Rethinking Maximalist Macro Policy
In the period of low interest rates and low inflation after the 2008 financial crisis, fiscal and monetary policies underwent a radical reassessment. But now that macroeconomic and financial conditions may be changing once again, the reassessment will have to be reconsidered.
CAMBRIDGE – The long era of ultra-low interest rates that began after the 2008 financial crisis has led to a significant reassessment of monetary and fiscal policy. Should the sharp, global increase in inflation call into question policy recommendations that were shaped largely by events of the past 15 years, rather than by longer experience? One might think so, even if neither mainstream economic forecasters like the International Monetary Fund nor financial markets seem to be anticipating much of a shakeup to the status quo. I am not so sure.
Everything comes down to one’s confidence that “lower for longer” real (inflation-adjusted) interest rates actually means “lower forever.” If real interest rates are negative (the short-term real interest rate in the United States as of this spring was an incredible -5%), private creditors are effectively willing to pay governments for the privilege of lending. Under these conditions, governments can be far more aggressive with fiscal policy, because they don’t have to worry about jeopardizing their ability to react to future crises, much less creating a genuine debt problem.

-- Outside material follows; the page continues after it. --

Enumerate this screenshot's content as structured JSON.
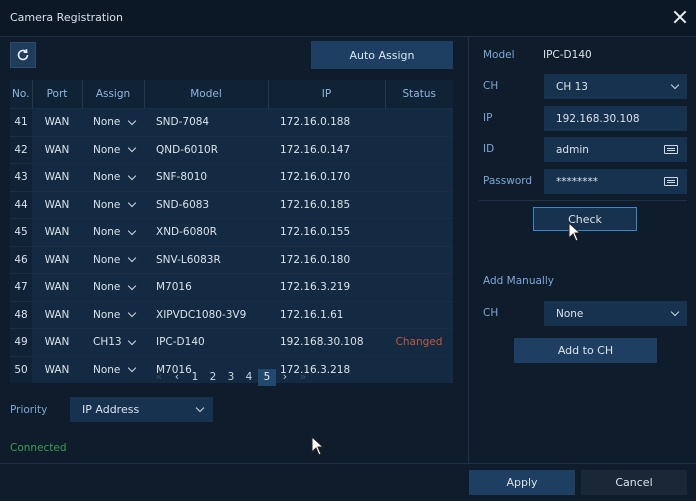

Moreover, the argument that average long-term growth rates are reliably higher than average interest rates paid on government debt implies that any level of debt relative to income is sustainable. If one genuinely believes this, governments can therefore use deficits with abandon to fight recessions and crises, because they no longer need to worry about reducing the debt in good times to prepare for the next downturn.